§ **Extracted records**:
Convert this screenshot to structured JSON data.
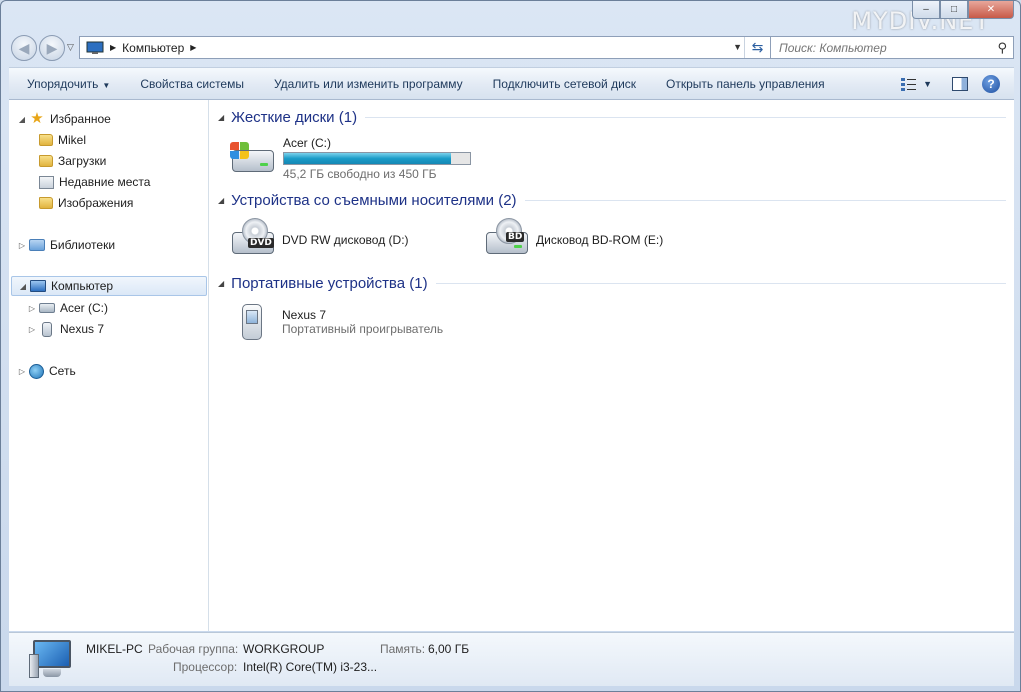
{
  "window": {
    "watermark": "MYDIV.NET",
    "caption": {
      "minimize": "–",
      "maximize": "□",
      "close": "✕"
    }
  },
  "address_bar": {
    "crumbs": [
      "Компьютер"
    ],
    "search_placeholder": "Поиск: Компьютер"
  },
  "toolbar": {
    "organize": "Упорядочить",
    "system_properties": "Свойства системы",
    "uninstall": "Удалить или изменить программу",
    "map_drive": "Подключить сетевой диск",
    "control_panel": "Открыть панель управления",
    "help": "?"
  },
  "nav": {
    "favorites": "Избранное",
    "fav_items": [
      "Mikel",
      "Загрузки",
      "Недавние места",
      "Изображения"
    ],
    "libraries": "Библиотеки",
    "computer": "Компьютер",
    "computer_items": [
      "Acer (C:)",
      "Nexus 7"
    ],
    "network": "Сеть"
  },
  "groups": {
    "hdd": "Жесткие диски (1)",
    "removable": "Устройства со съемными носителями (2)",
    "portable": "Портативные устройства (1)"
  },
  "drives": {
    "c": {
      "name": "Acer (C:)",
      "free": "45,2 ГБ свободно из 450 ГБ",
      "used_fraction": 0.9
    },
    "dvd": {
      "name": "DVD RW дисковод (D:)",
      "badge": "DVD"
    },
    "bd": {
      "name": "Дисковод BD-ROM (E:)",
      "badge": "BD"
    },
    "nexus": {
      "name": "Nexus 7",
      "type": "Портативный проигрыватель"
    }
  },
  "details": {
    "pc_name": "MIKEL-PC",
    "workgroup_label": "Рабочая группа:",
    "workgroup": "WORKGROUP",
    "memory_label": "Память:",
    "memory": "6,00 ГБ",
    "cpu_label": "Процессор:",
    "cpu": "Intel(R) Core(TM) i3-23..."
  }
}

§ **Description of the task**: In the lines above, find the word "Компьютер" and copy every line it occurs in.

§ **Answer box**:
      "Компьютер"
    "search_placeholder": "Поиск: Компьютер"
    "computer": "Компьютер",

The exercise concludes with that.